Pretty much every culture throughout history has put a certain emphasis on rituals and traditions around a young person’s transition to adulthood. Sometimes, that transition is centered on a specific age, as it is here, and other times it’s based more on a point at which you undertake certain accomplishments – or, in the case of various changes that come with puberty, when your body undertakes them for you.

Even in our ostensibly enlightened modern era, we still celebrate countless rituals related to coming of age. In America, these are tied to legalities. When you’re old enough to drive a car, you often get one. When you’re old enough to legally vote, have sex, and get married, we make a big deal of it (and it’s also around the time you graduate from high school and are sent off to college or wherever you go next). When you’re twenty-one and can legally drink, most folks go on quite a bender, even though they’ve likely already been drinking illegally for years by then.

Courtesy Severin

This focus on coming of age is picked up and echoed in various other places throughout Alison’s Birthday, besides the significance of the birthday itself. Alison returns home to a room that was just as she left it when she moved out, which is still the room of a young girl, suggesting that Alison was likely at a boarding school in the earlier sequence, which is also implied by the uniforms.

When Alison is defending her aunt and uncle to her suspicious boyfriend, she suggests that they just want to keep pretending that she’s a child, something that’s hard to do with the guy she’s sleeping with hanging around. Indeed, even the film’s stinger ending suggests the tension that surrounds growing up.

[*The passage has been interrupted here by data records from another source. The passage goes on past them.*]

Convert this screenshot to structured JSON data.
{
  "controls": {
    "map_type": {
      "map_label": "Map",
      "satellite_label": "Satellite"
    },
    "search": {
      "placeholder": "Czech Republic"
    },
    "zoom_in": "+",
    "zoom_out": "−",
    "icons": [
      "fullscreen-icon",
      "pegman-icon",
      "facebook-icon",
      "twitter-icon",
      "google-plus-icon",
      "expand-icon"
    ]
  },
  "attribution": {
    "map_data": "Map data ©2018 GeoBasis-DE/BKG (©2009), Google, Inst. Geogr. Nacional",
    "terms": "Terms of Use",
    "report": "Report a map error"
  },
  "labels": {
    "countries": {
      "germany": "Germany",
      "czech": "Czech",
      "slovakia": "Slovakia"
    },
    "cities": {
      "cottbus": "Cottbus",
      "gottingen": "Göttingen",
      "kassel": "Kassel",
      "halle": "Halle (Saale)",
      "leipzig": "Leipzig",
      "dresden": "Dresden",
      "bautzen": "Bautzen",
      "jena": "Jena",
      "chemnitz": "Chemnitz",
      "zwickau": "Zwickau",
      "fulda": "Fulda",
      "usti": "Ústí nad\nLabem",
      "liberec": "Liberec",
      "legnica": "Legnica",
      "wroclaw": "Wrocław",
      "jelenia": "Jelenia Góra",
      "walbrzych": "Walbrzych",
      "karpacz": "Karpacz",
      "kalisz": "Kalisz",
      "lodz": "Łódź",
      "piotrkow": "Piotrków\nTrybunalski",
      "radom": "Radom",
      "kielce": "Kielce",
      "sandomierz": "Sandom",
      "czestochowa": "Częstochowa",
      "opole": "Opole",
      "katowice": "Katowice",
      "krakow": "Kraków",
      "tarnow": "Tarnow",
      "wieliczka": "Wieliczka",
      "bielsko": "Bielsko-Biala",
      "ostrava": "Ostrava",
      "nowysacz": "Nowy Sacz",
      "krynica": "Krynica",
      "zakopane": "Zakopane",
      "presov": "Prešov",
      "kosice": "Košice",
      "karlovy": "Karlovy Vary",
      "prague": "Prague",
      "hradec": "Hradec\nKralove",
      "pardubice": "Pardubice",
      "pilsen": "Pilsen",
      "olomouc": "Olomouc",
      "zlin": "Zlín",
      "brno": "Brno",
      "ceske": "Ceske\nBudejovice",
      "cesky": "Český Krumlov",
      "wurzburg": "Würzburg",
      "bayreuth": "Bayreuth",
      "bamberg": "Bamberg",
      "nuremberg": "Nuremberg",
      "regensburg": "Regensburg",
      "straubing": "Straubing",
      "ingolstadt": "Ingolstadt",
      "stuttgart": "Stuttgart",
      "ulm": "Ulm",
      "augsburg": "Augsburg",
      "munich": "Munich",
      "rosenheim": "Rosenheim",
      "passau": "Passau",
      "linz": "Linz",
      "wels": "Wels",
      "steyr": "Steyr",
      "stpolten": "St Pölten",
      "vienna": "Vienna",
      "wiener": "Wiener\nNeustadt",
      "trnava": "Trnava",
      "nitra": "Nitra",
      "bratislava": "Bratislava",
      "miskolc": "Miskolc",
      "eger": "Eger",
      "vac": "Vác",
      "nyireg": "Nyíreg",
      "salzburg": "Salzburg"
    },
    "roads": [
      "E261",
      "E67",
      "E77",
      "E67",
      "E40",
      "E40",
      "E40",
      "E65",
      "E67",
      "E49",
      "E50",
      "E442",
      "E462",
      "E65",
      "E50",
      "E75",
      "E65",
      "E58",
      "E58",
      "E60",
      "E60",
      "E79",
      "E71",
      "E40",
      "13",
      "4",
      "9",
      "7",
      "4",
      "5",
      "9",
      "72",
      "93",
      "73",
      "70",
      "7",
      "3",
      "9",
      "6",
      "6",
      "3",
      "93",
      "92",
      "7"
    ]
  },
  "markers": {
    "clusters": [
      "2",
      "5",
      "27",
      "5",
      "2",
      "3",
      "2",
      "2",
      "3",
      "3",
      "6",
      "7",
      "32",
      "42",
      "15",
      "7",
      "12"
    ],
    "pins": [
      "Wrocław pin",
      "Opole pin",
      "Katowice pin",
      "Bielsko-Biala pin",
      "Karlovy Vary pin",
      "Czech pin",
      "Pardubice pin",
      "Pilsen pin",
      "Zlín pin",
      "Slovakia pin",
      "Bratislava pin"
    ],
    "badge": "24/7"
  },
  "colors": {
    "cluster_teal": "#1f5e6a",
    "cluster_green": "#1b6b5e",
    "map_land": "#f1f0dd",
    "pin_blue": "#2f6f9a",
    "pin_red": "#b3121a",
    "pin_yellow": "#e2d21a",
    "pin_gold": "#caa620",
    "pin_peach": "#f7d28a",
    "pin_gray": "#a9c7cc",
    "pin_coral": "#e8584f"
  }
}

While ultimately, it turns out that the aunt and uncle are, in fact, the cultists that her boyfriend suspects, and they imprison her in a hundred-and-four-year-old body in order to give her body to Mirne, there’s also a moment where Alison is no longer the woman that her boyfriend knew. In this case, that’s literal. It’s because she is Mirne now. But it’s not hard to see in it the often painful changes that we all go through as we transform from who we were as children to who we will ultimately be as adults – changes we often think we’ve completed, partly due to those very coming of age rituals, long before we actually have.